**REQUIREMENT**. For each line below that holds the word "dados", make a copy.

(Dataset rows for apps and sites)
════════════════════

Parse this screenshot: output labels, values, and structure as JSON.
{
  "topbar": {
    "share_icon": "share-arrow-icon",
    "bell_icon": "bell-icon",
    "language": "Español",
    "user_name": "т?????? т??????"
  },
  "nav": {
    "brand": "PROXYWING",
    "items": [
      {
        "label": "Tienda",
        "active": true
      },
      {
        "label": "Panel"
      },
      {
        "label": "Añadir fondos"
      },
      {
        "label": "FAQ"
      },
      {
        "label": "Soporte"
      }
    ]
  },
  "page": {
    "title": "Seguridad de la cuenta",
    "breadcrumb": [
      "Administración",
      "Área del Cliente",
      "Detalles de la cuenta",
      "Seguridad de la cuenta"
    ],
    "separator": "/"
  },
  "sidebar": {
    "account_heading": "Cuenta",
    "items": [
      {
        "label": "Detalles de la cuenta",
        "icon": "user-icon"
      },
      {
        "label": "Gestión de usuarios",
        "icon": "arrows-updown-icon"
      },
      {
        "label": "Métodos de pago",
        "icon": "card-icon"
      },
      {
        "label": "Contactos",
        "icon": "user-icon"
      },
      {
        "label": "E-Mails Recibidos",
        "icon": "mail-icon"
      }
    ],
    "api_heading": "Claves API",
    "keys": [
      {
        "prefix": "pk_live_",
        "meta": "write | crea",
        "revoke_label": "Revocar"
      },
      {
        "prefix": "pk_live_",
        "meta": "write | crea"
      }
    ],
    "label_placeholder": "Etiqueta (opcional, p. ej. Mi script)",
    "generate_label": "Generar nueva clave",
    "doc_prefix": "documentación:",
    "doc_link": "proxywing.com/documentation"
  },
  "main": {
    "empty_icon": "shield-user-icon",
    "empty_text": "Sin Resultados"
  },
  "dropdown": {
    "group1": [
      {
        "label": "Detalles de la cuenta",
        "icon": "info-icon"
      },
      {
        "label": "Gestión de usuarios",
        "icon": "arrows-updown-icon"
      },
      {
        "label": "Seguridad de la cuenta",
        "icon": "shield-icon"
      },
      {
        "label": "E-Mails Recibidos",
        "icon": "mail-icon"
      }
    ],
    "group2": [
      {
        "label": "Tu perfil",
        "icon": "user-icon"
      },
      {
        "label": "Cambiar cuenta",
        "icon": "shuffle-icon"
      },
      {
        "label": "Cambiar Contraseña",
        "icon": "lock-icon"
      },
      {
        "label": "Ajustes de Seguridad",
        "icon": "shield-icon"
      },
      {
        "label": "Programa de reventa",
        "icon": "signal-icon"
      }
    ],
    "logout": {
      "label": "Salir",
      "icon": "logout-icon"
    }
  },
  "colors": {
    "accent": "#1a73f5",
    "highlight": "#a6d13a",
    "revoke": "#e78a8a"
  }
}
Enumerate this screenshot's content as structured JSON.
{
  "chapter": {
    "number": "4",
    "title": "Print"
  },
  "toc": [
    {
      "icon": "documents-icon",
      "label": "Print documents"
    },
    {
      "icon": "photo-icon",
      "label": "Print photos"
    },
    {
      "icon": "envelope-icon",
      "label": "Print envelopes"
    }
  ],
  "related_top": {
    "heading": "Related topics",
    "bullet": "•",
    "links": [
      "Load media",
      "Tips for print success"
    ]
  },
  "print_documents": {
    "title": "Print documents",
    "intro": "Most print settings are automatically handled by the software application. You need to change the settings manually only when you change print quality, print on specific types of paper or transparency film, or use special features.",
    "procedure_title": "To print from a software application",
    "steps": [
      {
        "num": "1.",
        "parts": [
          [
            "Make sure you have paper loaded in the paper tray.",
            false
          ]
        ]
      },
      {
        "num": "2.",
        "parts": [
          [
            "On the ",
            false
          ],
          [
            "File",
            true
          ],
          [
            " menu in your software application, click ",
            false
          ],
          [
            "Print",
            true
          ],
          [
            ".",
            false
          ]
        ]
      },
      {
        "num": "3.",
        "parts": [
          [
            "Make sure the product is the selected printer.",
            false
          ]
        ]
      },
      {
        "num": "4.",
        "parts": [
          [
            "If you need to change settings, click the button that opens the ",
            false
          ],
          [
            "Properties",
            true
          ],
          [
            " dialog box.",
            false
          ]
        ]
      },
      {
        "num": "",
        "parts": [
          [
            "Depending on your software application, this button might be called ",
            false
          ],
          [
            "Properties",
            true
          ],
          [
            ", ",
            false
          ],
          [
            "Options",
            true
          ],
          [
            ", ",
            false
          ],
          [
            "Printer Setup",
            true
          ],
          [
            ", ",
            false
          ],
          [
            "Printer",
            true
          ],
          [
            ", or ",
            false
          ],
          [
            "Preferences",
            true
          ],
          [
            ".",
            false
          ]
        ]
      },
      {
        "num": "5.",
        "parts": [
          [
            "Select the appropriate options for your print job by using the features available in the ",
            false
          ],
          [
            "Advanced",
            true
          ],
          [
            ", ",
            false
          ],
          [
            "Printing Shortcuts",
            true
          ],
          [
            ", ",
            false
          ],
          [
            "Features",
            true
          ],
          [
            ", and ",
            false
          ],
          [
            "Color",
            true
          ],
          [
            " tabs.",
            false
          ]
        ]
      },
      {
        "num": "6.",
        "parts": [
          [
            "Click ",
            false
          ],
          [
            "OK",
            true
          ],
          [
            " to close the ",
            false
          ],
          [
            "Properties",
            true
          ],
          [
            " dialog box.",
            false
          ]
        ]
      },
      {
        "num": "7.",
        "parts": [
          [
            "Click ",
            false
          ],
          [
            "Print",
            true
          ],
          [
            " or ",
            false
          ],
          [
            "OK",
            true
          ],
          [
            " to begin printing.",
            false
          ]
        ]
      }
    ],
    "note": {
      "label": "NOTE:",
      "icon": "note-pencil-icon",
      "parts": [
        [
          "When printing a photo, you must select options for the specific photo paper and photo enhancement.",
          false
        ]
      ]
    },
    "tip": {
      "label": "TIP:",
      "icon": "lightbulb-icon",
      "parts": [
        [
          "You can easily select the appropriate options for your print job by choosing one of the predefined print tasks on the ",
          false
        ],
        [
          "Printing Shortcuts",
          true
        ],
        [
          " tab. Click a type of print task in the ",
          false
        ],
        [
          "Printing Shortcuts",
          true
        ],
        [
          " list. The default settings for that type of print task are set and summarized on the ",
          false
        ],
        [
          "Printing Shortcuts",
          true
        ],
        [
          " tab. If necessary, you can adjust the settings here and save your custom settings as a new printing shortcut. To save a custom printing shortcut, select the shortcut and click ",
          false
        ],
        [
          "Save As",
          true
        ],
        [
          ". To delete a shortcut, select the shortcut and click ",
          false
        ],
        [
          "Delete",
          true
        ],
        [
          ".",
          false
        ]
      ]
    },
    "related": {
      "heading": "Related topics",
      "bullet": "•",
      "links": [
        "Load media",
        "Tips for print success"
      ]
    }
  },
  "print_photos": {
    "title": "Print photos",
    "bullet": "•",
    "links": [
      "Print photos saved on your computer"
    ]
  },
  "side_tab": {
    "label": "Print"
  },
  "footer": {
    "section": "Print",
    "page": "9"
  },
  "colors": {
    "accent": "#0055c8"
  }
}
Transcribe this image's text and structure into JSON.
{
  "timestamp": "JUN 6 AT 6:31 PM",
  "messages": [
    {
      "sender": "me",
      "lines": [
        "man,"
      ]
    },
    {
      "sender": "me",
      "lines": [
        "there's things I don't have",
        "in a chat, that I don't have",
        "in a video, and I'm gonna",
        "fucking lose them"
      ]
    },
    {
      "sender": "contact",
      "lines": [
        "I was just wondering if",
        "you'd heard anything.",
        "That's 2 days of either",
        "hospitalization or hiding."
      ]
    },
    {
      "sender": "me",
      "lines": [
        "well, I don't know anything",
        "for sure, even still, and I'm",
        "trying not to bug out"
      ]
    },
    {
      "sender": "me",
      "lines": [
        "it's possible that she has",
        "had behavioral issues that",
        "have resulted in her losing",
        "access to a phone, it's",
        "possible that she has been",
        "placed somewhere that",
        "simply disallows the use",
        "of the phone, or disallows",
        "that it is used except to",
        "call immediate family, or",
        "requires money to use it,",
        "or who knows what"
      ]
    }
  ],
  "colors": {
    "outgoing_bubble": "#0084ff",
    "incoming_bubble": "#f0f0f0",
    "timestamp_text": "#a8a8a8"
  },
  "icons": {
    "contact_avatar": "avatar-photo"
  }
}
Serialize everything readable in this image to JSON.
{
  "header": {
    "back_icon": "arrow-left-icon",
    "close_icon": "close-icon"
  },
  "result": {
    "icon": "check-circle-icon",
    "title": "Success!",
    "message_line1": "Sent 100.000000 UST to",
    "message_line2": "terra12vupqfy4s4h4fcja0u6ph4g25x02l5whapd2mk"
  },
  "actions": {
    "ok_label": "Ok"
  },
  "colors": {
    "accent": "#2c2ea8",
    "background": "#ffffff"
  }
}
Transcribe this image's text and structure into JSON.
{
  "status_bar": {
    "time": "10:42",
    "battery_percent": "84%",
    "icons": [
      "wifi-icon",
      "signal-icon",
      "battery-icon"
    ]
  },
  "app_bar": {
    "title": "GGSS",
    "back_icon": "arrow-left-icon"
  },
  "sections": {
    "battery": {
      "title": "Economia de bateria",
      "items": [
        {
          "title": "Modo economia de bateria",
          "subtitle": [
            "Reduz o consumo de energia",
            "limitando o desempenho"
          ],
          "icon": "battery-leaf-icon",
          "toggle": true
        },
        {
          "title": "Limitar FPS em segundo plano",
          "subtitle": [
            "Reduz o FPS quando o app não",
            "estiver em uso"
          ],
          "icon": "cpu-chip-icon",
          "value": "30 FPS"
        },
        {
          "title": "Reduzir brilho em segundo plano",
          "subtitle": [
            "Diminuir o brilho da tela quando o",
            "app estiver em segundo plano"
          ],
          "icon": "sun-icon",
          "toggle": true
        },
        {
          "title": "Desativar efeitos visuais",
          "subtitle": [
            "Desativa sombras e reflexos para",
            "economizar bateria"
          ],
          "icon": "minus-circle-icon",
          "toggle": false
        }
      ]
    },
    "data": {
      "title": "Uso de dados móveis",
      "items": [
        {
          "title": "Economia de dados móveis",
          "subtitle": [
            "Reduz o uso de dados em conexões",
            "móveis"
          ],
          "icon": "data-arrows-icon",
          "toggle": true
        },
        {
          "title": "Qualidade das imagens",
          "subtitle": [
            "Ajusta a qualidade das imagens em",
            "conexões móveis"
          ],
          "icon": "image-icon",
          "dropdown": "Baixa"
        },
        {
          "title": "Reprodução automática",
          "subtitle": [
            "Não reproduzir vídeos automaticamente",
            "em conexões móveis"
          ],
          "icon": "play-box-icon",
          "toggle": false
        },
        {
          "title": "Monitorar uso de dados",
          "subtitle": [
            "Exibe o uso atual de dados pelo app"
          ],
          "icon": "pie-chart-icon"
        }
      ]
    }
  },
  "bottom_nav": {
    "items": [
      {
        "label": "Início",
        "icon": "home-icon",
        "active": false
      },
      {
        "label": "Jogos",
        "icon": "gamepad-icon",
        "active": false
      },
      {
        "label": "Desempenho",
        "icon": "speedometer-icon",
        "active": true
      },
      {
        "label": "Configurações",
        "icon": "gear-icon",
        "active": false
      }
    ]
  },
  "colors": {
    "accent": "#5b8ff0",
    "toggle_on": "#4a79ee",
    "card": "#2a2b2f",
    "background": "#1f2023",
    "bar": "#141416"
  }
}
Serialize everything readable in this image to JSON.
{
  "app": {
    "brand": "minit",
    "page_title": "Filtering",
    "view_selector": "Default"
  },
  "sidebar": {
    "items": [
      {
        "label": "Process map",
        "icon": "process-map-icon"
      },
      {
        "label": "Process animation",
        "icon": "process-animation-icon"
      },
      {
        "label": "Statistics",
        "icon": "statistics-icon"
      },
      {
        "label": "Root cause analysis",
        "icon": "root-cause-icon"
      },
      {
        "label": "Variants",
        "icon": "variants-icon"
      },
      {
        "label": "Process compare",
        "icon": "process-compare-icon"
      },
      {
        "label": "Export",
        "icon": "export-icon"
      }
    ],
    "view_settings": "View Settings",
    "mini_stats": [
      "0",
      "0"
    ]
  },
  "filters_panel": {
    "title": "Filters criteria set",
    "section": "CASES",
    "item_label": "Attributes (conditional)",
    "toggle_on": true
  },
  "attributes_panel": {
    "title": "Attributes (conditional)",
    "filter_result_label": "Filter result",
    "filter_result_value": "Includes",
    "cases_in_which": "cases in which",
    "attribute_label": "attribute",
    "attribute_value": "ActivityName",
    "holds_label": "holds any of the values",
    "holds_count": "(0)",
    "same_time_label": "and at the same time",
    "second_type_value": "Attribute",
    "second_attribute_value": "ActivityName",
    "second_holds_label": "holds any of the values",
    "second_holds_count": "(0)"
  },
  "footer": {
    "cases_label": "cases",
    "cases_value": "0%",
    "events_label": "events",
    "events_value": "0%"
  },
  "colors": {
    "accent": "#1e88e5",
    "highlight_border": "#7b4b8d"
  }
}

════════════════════

**REPLY TO THE TASK**.
      "title": "Uso de dados móveis",
          "title": "Economia de dados móveis",
            "Reduz o uso de dados em conexões",
          "title": "Monitorar uso de dados",
            "Exibe o uso atual de dados pelo app"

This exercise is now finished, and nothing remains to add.